Please give the number of lines in the records below that include "align", with no other output.

(Interface dataset entries)
== Segment start ==

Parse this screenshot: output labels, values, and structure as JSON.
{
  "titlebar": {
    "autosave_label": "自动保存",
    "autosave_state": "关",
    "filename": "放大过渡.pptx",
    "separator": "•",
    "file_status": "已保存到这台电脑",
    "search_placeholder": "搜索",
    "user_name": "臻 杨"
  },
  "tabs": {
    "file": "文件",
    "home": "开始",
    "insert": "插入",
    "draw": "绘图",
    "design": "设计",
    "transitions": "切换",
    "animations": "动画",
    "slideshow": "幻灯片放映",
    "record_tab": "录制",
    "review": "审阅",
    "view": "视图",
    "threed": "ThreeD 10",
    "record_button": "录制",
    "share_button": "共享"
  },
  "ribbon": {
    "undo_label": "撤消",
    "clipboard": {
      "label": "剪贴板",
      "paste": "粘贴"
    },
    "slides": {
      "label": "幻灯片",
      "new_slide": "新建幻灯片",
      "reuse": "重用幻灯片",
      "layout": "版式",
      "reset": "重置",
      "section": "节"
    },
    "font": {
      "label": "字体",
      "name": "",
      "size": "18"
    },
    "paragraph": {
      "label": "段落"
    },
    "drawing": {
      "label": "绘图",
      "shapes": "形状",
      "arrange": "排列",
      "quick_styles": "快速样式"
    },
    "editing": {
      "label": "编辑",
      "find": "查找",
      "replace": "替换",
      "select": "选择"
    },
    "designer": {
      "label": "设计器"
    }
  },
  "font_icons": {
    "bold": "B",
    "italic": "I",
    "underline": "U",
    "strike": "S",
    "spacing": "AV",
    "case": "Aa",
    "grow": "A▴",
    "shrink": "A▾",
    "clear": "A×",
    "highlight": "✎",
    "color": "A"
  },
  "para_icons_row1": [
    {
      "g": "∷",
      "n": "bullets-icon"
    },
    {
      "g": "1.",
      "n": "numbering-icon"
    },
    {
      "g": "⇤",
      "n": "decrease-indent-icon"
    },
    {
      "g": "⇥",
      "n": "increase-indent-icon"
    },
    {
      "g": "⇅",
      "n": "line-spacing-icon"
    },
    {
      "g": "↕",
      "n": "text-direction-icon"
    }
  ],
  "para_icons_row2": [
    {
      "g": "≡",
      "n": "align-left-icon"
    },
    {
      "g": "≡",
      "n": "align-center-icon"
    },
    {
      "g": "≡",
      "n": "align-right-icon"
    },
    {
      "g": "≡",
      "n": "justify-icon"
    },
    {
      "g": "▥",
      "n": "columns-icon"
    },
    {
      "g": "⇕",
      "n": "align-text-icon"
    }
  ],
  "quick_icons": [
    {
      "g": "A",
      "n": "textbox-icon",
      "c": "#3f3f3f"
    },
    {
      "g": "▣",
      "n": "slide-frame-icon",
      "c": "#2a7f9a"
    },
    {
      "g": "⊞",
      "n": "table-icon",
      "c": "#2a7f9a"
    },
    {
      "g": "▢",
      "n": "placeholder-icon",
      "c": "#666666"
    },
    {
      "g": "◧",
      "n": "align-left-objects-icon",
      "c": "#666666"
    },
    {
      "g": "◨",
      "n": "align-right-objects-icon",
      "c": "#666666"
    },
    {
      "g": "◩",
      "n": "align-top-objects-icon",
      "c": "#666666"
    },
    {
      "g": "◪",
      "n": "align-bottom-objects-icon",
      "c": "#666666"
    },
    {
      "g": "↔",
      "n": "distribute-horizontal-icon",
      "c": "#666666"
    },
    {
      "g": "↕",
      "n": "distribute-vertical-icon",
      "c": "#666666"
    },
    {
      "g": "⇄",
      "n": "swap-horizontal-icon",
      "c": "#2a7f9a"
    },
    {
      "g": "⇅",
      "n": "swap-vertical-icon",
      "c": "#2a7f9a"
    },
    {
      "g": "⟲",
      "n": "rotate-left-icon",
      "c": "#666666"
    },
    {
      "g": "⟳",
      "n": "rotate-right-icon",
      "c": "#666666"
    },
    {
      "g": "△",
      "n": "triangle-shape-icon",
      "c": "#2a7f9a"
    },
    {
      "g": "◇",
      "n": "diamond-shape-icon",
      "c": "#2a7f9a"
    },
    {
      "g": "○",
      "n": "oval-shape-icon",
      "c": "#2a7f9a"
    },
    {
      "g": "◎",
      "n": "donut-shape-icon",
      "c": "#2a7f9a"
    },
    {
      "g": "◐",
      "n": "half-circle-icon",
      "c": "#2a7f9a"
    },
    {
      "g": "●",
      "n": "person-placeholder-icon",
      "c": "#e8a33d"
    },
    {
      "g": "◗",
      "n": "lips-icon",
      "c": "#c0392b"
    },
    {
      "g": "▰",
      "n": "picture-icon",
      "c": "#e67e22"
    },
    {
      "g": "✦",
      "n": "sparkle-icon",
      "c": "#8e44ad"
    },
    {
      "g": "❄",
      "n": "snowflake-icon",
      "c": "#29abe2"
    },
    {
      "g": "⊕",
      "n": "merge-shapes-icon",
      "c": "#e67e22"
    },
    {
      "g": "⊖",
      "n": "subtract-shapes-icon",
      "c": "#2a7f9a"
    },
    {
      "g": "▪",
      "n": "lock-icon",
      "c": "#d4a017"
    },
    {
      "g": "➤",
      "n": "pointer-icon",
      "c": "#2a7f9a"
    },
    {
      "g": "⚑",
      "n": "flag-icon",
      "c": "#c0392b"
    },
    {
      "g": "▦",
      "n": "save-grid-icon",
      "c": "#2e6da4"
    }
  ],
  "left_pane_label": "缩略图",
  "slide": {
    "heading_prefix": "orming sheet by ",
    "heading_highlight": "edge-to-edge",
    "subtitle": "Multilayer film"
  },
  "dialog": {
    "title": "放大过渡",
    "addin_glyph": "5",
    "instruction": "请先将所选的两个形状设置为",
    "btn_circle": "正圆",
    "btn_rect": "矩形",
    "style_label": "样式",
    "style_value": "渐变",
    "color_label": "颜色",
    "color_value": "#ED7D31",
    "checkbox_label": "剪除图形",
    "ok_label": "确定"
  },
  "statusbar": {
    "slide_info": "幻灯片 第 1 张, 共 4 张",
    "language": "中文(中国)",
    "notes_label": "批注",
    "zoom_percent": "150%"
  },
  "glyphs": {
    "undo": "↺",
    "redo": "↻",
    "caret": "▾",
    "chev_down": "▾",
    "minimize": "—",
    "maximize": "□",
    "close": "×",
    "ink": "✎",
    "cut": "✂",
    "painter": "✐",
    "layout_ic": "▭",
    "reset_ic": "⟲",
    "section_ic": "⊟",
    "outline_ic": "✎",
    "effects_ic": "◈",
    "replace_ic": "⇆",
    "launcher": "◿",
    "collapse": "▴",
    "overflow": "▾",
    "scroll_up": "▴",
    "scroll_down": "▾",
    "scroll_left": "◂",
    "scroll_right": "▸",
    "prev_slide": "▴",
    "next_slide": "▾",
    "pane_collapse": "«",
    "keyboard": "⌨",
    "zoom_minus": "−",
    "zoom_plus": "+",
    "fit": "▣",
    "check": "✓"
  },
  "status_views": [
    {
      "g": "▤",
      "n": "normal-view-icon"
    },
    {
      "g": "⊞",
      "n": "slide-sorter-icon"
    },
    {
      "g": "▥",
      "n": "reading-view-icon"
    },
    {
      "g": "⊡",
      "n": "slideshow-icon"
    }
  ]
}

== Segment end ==

■ **Answer for this exercise**
8